Eight Port High students in trouble with the law after knifing, search of apartment
Eight Port Washington High School students ages 15 to 17 are in trouble with the law after a stabbing last week on a rural gravel road led authorities to a Port Washington apartment where one of the teens was selling marijuana, according to a criminal complaint filed in Ozaukee County Circuit Court Monday.
The only teenager charged as an adult is Joseph A. Gordon, 17, of Port Washington, who faces felony counts of manufacturing/delivering marijuana and possession of marijuana with intent to distribute, as well as one misdemeanor count of possession of drug paraphernalia.
The other seven teenagers have been referred to juvenile court for charges that range from reckless injury to delivery and possession of marijuana, according to Lt. Rodney Galbraith of the Ozaukee County Sheriff’s Department, who is in charge of the county’s Anti-Drug Task Force.

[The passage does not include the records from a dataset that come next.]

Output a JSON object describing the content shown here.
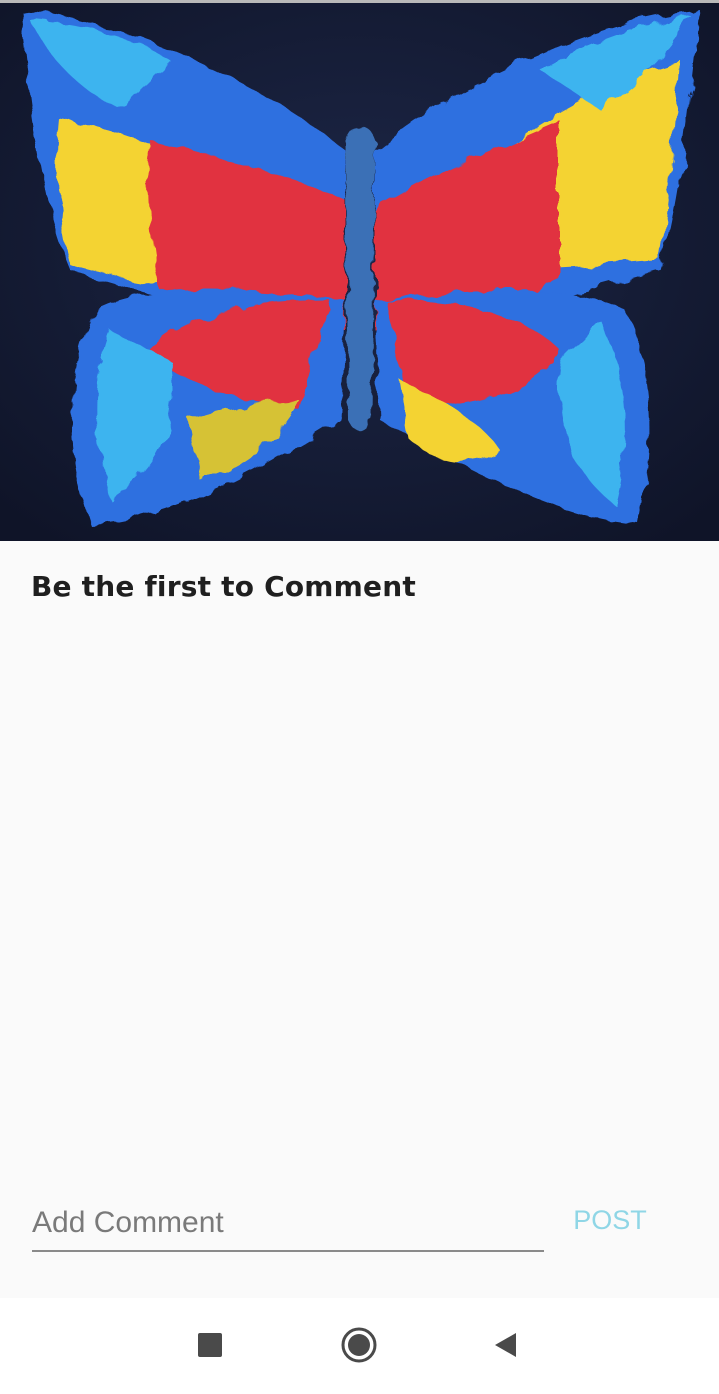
{
  "artwork": {
    "icon": "butterfly-painting",
    "colors": {
      "background": "#141b33",
      "wing_yellow": "#f4d330",
      "wing_red": "#e1303f",
      "wing_blue": "#2f6fe0",
      "wing_cyan": "#3cb4ef",
      "body": "#3a6fb6"
    }
  },
  "comments": {
    "empty_message": "Be the first to Comment"
  },
  "composer": {
    "placeholder": "Add Comment",
    "value": "",
    "post_label": "POST",
    "accent_color": "#8fd6e6"
  },
  "nav": {
    "recents_icon": "square-icon",
    "home_icon": "circle-icon",
    "back_icon": "triangle-back-icon"
  }
}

According to the criminal complaint, one of the teenagers told authorities that after classes on Thursday, March 6, which was a half-day of school for students, he picked up three of the teens and drove to Gordon’s apartment. They all chipped in money, and one of the teens went into the apartment to buy marijuana.
He said the four of them then drove to Lovers Lane Road in the Town of Port Washington and smoked the marijuana. That’s where the stabbing occurred.
The teenager said one of the 15-year-old boys threw a knife that wounded another 15-year-old in the neck, the complaint states. Three of the teenagers, including the injured boy, drove away and got as far as Nisleit’s Country Inn restaurant on Highland Drive in the Town of Port, where they stopped and called for help.
Authorities found two of the teenagers, including the injured boy, at the restaurant, along with a small amount of marijuana that one of them had thrown away.
The injured teenager was taken to a hospital. He has since been released, authorities said.
The boy accused of the stabbing, who was left behind on Lovers Lane Road, was arrested. He was charged with the stabbing in a juvenile delinquency petition filed in court this week, Galbraith said.
The information from the teenagers led authorities to Gordon’s apartment on East Woodruff Street, which they searched on Friday, March 7.
There they found two 16-year-old girls and a boy the same age, as well as Gordon. The apartment was redolent of marijuana, according to the complaint.
In Gordon’s bedroom, authorities found a McDonald’s cup full of marijuana, a scale, grinder, multiple pipes and a marijuana bong, the complaint states.
More than $990 in cash was found in the pockets of Gordon’s clothing, according to the complaint.
Authorities also found Suboxone, which is typically used to treat addiction to opiate drugs. Gordon said his mother, who “mostly stays with her boyfriend in Milwaukee,” uses Suboxone, the complaint states.
“We’re certainly looking into the lack of supervision here and whether it meets the standards of a criminal offense,” Galbraith said.
Judge Paul Malloy on Monday said Gordon could be released from jail in lieu of a $1,000 signature bond and ordered him to observe a 7 p.m. curfew and not have contact with the other teenagers involved in the case.
Galbraith said the case is more concerning than a typical marijuana bust for a several reasons.
“First we have 15 and 16-year-olds driving around smoking marijuana, then a stabbing,” he said. “Then we serve a search warrant and find an unsupervised 17-year-old who is obviously dealing marijuana with 15 and 16-year-olds in the apartment.
“A case like this involving adults is one thing, but these were just 15 and 16-year-olds.”
The fact the teenagers are accused of smoking marijuana instead of using a harder drug like heroin doesn’t diminish the seriousness of the case, Galbraith said.
“To the folks who don’t think this is a big deal, we’re finding that kids who use marijuana are the ones at risk to turn to harder drugs like opiates,” he said. “I’m not saying that will happen to any of these kids, but we’ve seen it in other cases. Hopefully we prevented that in this case.”
Galbraith said there is no evidence suggesting any of the drug activity occurred on school property.
“But we’ve been aware of school-age kids in Port who are involved in drugs, so this doesn’t surprise me,” he said.
Port Washington-Saukville School Supt. Michael Weber said although the recent incidents didn’t occur on school grounds, where students know there is zero tolerance for drugs, it is nonetheless “disappointing” that teenagers chose to smoke marijuana outside of school.
“It’s very unfortunate because we have such great kids,” he said. “Things like this happen, and that’s disappointing, but we have to celebrate the good and find ways to help those who are struggling.
“I realize this was ‘just marijuana,’ but that can be a precursor to more serious drugs, which is very concerning.”